Task to carry out:
Report every line of the entries that contains the word "gear".

(Excerpts from a dataset)
Content starts

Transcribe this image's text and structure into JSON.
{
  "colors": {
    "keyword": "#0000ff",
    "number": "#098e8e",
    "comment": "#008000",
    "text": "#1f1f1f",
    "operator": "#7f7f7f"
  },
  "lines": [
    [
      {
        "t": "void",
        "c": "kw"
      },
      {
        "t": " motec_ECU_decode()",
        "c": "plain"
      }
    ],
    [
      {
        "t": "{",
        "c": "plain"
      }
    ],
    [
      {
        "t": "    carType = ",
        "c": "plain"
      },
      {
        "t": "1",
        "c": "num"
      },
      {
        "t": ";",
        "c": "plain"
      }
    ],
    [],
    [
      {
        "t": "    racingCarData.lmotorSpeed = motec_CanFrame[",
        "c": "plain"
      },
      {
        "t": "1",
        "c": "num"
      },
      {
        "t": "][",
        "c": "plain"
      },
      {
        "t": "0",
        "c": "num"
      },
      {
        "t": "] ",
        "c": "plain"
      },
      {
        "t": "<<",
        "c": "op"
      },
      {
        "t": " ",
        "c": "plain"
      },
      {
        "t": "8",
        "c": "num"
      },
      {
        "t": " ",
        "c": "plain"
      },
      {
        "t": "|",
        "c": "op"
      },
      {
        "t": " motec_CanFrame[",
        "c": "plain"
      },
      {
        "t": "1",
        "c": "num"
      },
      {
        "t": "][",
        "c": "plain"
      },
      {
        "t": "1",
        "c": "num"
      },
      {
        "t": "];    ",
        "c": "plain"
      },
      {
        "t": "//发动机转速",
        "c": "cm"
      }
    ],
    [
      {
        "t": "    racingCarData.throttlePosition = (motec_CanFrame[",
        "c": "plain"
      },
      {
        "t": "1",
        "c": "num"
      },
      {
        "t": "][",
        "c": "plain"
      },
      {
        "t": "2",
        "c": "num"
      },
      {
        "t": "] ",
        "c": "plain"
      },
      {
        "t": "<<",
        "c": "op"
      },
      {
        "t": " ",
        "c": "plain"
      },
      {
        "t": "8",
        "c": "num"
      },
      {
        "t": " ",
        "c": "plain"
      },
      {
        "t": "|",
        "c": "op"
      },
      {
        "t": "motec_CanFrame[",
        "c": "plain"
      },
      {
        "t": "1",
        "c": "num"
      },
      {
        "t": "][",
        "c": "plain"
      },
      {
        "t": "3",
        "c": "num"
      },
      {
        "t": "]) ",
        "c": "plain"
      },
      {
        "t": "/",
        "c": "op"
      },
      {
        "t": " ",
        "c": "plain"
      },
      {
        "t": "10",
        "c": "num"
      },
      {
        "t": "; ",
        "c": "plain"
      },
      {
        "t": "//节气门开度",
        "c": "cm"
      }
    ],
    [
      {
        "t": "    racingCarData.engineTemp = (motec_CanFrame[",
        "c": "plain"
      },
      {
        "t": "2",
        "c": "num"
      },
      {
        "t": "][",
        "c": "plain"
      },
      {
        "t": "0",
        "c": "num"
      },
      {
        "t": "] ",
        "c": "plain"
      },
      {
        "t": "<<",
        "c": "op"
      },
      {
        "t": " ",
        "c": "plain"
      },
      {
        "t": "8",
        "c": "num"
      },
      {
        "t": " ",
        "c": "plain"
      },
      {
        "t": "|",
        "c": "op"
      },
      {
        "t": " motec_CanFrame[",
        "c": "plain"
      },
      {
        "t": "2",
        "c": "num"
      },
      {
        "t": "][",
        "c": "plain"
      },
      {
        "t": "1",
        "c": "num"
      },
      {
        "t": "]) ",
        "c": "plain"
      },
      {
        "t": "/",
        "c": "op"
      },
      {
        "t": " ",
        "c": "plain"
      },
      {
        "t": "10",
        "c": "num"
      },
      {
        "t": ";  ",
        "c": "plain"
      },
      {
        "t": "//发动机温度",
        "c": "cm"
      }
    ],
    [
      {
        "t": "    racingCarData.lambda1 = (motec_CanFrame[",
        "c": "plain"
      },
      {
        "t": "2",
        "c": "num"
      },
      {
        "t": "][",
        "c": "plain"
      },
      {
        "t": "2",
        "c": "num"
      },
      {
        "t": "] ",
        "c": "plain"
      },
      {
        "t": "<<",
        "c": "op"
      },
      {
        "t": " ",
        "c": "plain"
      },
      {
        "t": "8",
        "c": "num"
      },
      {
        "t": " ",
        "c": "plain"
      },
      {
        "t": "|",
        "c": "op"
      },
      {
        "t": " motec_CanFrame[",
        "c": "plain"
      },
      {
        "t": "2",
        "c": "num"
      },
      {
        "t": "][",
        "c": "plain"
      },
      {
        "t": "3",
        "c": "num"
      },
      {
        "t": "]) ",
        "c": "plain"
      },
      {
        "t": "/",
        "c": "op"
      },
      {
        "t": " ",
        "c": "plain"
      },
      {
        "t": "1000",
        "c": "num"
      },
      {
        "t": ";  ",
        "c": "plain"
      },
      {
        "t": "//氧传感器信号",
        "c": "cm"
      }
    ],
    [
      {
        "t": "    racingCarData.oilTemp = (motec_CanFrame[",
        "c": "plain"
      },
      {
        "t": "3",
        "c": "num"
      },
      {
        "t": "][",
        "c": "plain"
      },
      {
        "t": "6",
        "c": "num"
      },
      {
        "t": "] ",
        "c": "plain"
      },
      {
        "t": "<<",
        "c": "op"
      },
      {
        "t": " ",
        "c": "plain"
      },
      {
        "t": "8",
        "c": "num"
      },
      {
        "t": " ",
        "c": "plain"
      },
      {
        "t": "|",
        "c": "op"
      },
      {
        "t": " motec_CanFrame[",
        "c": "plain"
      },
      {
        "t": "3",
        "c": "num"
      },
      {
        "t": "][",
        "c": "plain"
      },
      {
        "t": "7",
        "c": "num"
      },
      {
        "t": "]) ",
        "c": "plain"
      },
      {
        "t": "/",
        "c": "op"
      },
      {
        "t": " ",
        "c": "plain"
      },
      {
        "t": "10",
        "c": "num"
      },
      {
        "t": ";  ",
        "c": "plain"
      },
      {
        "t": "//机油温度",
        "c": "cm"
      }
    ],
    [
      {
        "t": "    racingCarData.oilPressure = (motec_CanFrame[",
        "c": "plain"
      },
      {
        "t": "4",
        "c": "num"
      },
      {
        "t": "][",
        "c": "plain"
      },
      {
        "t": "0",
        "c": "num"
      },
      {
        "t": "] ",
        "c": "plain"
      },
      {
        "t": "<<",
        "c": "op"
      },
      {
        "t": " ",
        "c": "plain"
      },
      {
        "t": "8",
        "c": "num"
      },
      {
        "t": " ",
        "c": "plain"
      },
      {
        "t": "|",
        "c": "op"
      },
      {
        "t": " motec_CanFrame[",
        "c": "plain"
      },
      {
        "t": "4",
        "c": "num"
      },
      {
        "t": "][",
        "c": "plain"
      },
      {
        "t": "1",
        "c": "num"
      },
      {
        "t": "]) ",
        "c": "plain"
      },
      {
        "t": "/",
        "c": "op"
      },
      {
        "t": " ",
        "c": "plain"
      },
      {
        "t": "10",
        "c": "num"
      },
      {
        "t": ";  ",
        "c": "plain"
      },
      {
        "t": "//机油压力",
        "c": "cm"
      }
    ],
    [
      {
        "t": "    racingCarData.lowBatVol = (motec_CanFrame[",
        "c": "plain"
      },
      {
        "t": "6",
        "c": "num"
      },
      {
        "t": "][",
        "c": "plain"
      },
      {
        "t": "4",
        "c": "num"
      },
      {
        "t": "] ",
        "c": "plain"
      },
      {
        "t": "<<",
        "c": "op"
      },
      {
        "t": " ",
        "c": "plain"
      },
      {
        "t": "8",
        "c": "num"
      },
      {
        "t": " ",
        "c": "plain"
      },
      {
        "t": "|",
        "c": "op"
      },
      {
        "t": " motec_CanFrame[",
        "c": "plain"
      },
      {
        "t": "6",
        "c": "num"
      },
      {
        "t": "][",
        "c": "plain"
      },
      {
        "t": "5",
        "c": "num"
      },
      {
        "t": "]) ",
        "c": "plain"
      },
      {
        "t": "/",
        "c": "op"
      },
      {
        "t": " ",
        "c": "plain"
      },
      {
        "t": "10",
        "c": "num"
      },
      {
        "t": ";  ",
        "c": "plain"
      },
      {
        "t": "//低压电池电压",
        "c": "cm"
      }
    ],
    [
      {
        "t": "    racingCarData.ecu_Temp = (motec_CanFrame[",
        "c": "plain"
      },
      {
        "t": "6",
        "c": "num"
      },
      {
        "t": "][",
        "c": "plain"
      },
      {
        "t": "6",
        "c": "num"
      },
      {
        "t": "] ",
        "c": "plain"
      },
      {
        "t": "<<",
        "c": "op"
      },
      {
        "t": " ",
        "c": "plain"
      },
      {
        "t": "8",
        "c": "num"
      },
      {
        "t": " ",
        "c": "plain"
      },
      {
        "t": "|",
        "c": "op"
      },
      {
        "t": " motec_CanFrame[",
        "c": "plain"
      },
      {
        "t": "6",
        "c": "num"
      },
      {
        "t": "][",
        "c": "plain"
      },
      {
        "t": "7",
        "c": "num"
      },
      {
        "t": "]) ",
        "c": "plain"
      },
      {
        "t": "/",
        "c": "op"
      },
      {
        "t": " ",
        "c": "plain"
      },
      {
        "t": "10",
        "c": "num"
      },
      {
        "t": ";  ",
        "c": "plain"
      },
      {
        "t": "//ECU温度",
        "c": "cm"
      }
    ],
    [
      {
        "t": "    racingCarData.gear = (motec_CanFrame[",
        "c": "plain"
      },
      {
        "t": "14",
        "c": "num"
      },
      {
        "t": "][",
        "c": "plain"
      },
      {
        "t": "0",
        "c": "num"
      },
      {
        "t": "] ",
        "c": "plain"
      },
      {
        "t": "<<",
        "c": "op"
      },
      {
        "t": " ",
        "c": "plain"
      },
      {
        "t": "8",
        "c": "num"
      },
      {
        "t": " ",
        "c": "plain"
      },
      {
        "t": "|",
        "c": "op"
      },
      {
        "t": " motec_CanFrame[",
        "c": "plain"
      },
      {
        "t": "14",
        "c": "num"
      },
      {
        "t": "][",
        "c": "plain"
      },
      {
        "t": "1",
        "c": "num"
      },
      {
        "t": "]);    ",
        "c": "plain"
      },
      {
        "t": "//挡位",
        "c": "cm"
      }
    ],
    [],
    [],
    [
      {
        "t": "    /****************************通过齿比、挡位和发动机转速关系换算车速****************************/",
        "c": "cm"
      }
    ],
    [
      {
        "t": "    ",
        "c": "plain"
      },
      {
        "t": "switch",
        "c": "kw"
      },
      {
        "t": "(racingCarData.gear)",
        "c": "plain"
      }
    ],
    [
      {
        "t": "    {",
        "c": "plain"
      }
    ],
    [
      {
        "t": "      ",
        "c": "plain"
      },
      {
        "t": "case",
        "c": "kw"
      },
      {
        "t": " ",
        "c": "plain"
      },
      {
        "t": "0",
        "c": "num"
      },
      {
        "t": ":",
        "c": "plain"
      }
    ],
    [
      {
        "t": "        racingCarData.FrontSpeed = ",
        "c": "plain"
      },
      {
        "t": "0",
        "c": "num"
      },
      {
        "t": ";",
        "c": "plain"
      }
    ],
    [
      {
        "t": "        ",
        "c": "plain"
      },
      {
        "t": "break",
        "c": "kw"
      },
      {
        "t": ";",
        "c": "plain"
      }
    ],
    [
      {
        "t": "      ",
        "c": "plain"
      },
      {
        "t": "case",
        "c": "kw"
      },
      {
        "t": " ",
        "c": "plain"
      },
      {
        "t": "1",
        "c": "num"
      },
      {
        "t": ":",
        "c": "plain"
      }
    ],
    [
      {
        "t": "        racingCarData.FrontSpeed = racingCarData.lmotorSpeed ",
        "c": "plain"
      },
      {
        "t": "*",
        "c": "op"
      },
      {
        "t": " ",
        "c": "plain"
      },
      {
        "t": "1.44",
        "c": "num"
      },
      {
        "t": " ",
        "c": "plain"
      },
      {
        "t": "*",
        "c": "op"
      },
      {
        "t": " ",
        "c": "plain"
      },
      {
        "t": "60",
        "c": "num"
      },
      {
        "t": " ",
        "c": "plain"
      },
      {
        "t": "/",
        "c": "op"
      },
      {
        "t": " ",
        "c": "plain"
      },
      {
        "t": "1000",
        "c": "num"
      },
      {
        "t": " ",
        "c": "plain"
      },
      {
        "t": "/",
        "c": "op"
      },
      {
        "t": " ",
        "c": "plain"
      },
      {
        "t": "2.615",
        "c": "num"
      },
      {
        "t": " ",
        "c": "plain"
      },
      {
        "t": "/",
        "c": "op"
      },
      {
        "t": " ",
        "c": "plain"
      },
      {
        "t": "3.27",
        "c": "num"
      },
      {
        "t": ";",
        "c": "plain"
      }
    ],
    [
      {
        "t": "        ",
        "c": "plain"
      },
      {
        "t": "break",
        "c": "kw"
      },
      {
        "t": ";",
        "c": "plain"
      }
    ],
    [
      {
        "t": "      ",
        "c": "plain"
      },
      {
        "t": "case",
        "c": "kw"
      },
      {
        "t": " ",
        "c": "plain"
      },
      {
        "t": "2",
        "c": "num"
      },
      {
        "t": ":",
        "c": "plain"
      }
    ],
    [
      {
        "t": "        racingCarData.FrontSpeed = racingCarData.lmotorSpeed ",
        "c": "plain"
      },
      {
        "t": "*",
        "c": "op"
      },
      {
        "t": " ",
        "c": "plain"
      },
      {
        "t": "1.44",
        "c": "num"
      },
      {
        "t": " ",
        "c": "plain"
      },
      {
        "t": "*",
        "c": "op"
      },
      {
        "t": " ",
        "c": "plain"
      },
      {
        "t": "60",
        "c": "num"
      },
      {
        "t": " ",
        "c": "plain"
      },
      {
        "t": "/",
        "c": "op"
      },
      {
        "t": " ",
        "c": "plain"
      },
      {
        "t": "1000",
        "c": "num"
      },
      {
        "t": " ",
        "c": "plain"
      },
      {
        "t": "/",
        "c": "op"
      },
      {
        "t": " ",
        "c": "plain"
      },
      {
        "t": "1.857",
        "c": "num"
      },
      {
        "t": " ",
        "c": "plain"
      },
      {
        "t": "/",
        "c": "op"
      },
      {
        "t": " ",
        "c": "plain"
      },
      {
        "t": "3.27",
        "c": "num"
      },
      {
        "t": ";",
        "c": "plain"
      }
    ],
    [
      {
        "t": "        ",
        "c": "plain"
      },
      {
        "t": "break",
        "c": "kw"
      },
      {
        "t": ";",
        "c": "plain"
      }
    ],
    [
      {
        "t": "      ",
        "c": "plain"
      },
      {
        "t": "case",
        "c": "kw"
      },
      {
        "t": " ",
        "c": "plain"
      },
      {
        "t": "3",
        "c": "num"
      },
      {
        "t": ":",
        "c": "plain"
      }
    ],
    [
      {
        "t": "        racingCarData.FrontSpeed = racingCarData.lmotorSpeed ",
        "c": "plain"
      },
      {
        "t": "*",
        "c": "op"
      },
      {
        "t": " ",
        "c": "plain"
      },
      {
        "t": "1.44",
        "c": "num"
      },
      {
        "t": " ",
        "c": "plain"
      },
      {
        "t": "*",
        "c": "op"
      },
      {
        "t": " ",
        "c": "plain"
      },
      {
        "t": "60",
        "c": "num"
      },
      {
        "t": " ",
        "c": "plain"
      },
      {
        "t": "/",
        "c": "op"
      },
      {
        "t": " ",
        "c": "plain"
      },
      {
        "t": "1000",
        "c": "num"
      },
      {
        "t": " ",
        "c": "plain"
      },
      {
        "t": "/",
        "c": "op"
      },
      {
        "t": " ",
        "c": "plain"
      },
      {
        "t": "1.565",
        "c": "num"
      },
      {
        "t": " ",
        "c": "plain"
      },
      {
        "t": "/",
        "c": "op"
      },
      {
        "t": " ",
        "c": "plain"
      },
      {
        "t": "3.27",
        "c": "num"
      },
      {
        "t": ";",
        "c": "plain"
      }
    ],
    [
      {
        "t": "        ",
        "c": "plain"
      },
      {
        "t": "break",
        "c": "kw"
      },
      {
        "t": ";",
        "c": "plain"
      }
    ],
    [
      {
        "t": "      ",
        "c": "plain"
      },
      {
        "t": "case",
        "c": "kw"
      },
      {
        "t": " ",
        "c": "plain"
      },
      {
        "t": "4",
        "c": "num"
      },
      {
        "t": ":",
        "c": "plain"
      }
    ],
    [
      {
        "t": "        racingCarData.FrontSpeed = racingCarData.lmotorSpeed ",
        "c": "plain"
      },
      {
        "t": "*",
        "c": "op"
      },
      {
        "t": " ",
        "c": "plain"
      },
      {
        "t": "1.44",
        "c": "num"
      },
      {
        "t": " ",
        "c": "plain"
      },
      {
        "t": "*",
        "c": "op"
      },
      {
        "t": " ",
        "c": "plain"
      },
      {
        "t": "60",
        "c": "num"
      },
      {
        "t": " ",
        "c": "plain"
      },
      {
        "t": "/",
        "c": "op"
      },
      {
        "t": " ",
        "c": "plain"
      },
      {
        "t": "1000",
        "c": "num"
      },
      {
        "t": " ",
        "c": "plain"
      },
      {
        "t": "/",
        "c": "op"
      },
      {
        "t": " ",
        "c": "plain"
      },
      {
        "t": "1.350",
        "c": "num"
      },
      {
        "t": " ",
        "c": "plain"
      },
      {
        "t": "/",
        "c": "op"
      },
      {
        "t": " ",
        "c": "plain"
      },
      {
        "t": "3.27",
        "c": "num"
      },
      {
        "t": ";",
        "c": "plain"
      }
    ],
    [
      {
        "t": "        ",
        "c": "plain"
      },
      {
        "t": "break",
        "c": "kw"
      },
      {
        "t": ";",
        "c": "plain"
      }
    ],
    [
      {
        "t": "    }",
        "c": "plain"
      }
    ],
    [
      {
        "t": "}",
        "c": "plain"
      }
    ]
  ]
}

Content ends

Result of the task:
        "t": "    racingCarData.gear = (motec_CanFrame[",
        "t": "(racingCarData.gear)",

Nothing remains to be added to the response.